Editor's Note: Dr. Zalski is filling in for Dr. Daniel S. Berger for this issue
With the recent New Year came the usual resolutions, including improving one's fitness. We're all familiar with the new crowds at the health clubs that time of year that include many people who are obviously less fit.
Wouldn't it be great if we were able to make HIV less fit, less likely to be able to replicate itself efficiently? Would having a less fit HIV virus be advantageous in managing HIV disease? Can viral fitness be measured and selected for? These are all very interesting questions, and as usual with HIV care, not all the answers to these questions are clear.
First of all, we should define some terms.
The wild type virus is essentially HIV without any significant mutations.
Mutations are changes in the viral genome. They occur as the virus replicates. Some of these mutations lead to "resistance" to HIV medications.
The viral genome is the genetic code that determines the type of virus that is produced.
Selective pressure refers to an outside force, such as an HIV medication, which pressures the virus to select for specific and characteristic mutations. With these mutations, the virus can resist or elude the effect of antiviral medicines, thus ensuring its own (viral) survival.
The classic example from evolutionary theory is the giraffe. Giraffes with longer necks were more likely to survive because they were able to eat the fruits higher up on trees, while the giraffes with shorter necks could only eat low-lying fruit. Eventually, only the giraffes with long necks would survive, although the number of giraffes would at least initially be less.
So do giraffes have anything to do with HIV management? Hardly, because if we continued the analogy, it would be better (for the fruit on the trees) to completely wipe out the population than to select for long-necked giraffes. However, these giraffes, because of their size, are not as efficient in reproducing, and thus are fewer in number. The end result is that there are fewer giraffes and more fruit. Similarly, in HIV, there might be less fit virus and more T-cells, at least for a period of time.
Replication capacity of the HIV virus can now be measured by genotypic and phenotypic testing. Replication capacity is thought to be a measure of viral fitness. A lower viral fitness may mean that the virus is weaker and less likely to replicate (make copies of itself) efficiently and less likely to cause immune system and T-cell deterioration. This would be the equivalent of selecting for the short-necked giraffe that has decreased survival capacity.
How does all this impact HIV care? The gold standard of care has been undetectable viral load and increased T-cells. There are many people with HIV who have been able to maintain undetectable (or nearly undetectable) viral load for many years.

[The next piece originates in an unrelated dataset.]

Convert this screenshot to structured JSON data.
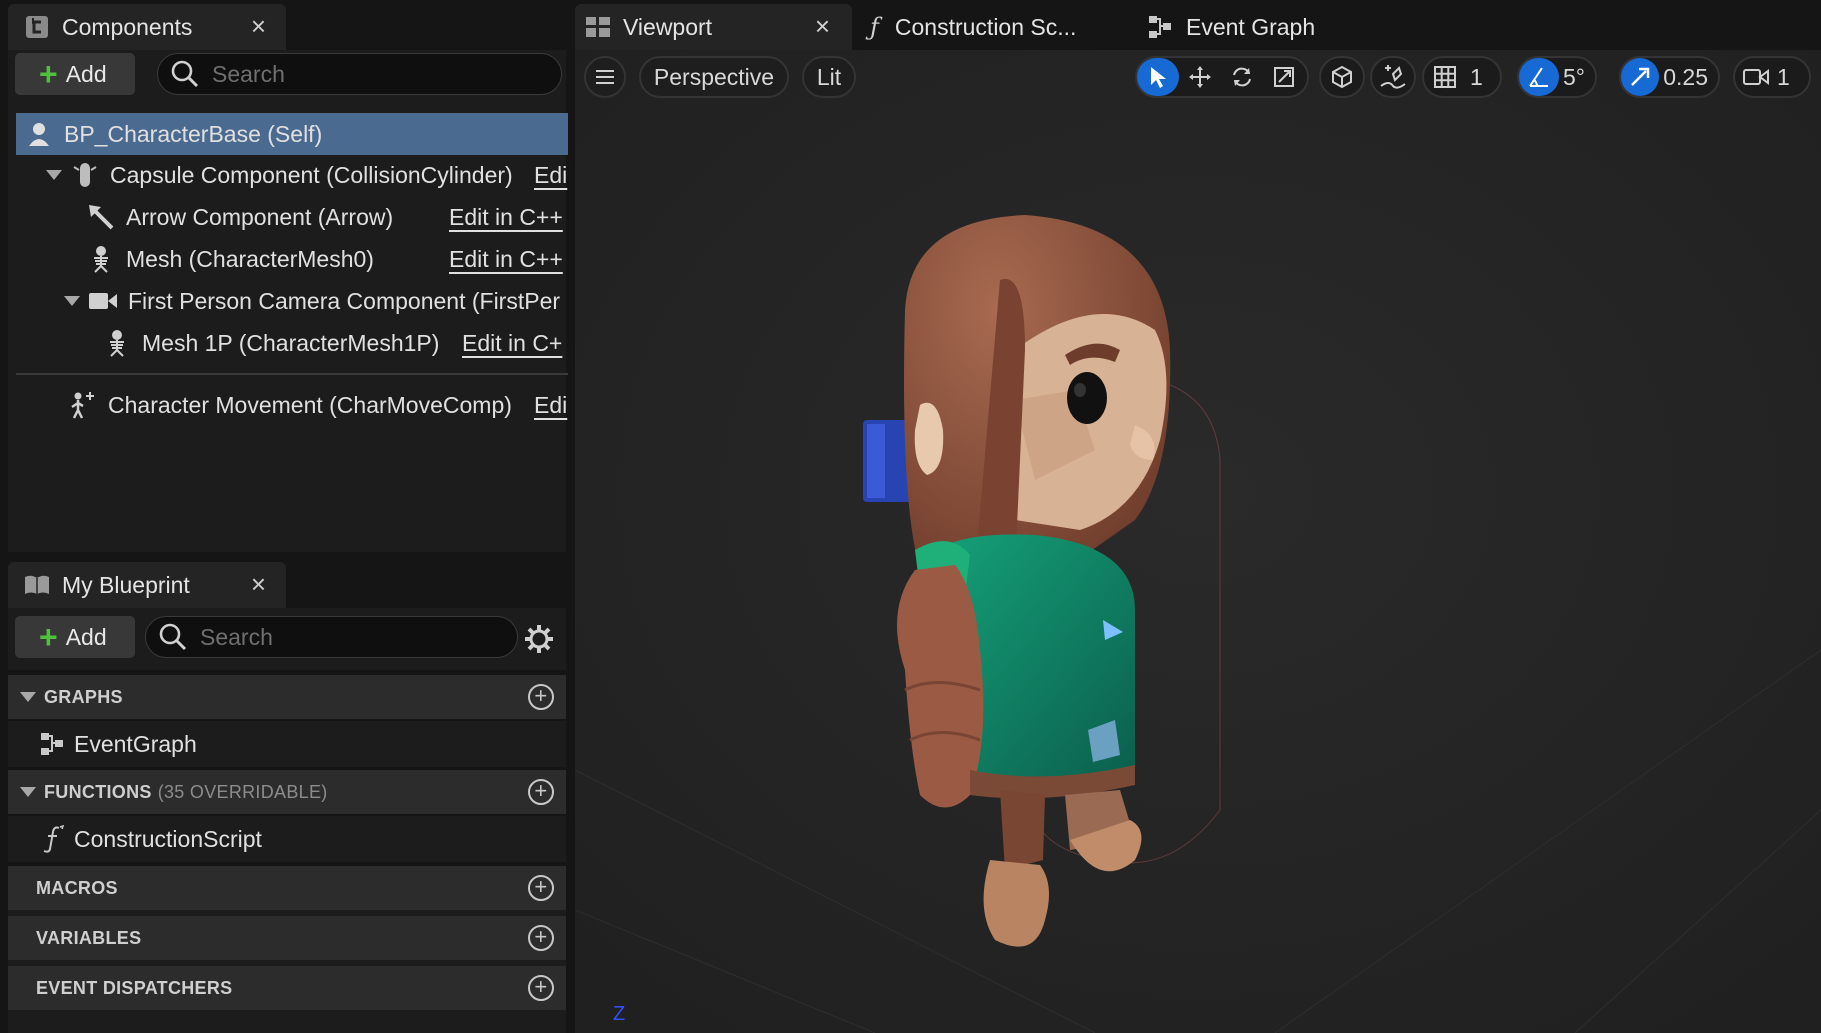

However, some become tired of taking medications (pill fatigue), or wish to take a holiday from having to take medications, or may have developed significant side effects from the medications whereby it has direct effect on their quality of life. Some of these factors may make it medically advisable to take a treatment interruption.
Finally, on occasion where individuals have developed multiple resistance mutations, a treatment holiday is advised to encourage wild type virus to re-emerge; thus re-establishing susceptibility to antiviral medications. Would it be better for these patients to take a break from their triple medication regimen and only continue on a single (one) HIV medication which would primarily promote the selection to a less fit virus?
There is an intriguing study of patients from Italy that suggests just that. In a study designed by Antenella Castagna, M.D., patients whose virus had a M184V mutation (selected for by 3TC or FTC -- brand names Epivir or Emtriva) were randomized to two groups. The first group stopped all their HIV medications while the second group was continued on only 3TC (Epivir). After 24 weeks, the group that continued 3TC had lower viral loads and higher T-cells than the group that had stopped all HIV medications. The 3TC group continued to select (remember selective pressure) for virus that had the M184V mutation that rendered the virus "less fit."
It is important to note two facts. First, 3TC causes only a M184V mutation and no other significant mutations. Continuing an HIV medication, which selected for more than one mutation, would lead to resistance to other HIV drugs. Second, all the participants in the study already had a virus that had the M184V mutation. We would not want to select for the M184V mutation in patients whose virus does not already contain this mutation because the presence of this mutation might make the virus less susceptible to other HIV medications in the future.
Only time and further studies will let us know whether this is a useful strategy. We only have very preliminary, 24-week results which are encouraging. Further, we do not know what long-term effects may occur nor guarantee a long-term response. This may represent a reasonable strategy for those who would need, or have been medically advised to take a break from treatment and whose virus already contains the M184V mutation.
It goes without saying that this should not be attempted without discussion with your HIV care provider. In the meantime, continue to be true to your resolutions to become more fit, hope for a less fit virus, and be aware that giraffes and HIV are still quite prevalent.
Andrew Zalski, M.D., practices as an HIV specialist at Northstar Healthcare in Chicago. He is an Assistant Professor of Family Medicine at Rush University Medical Center.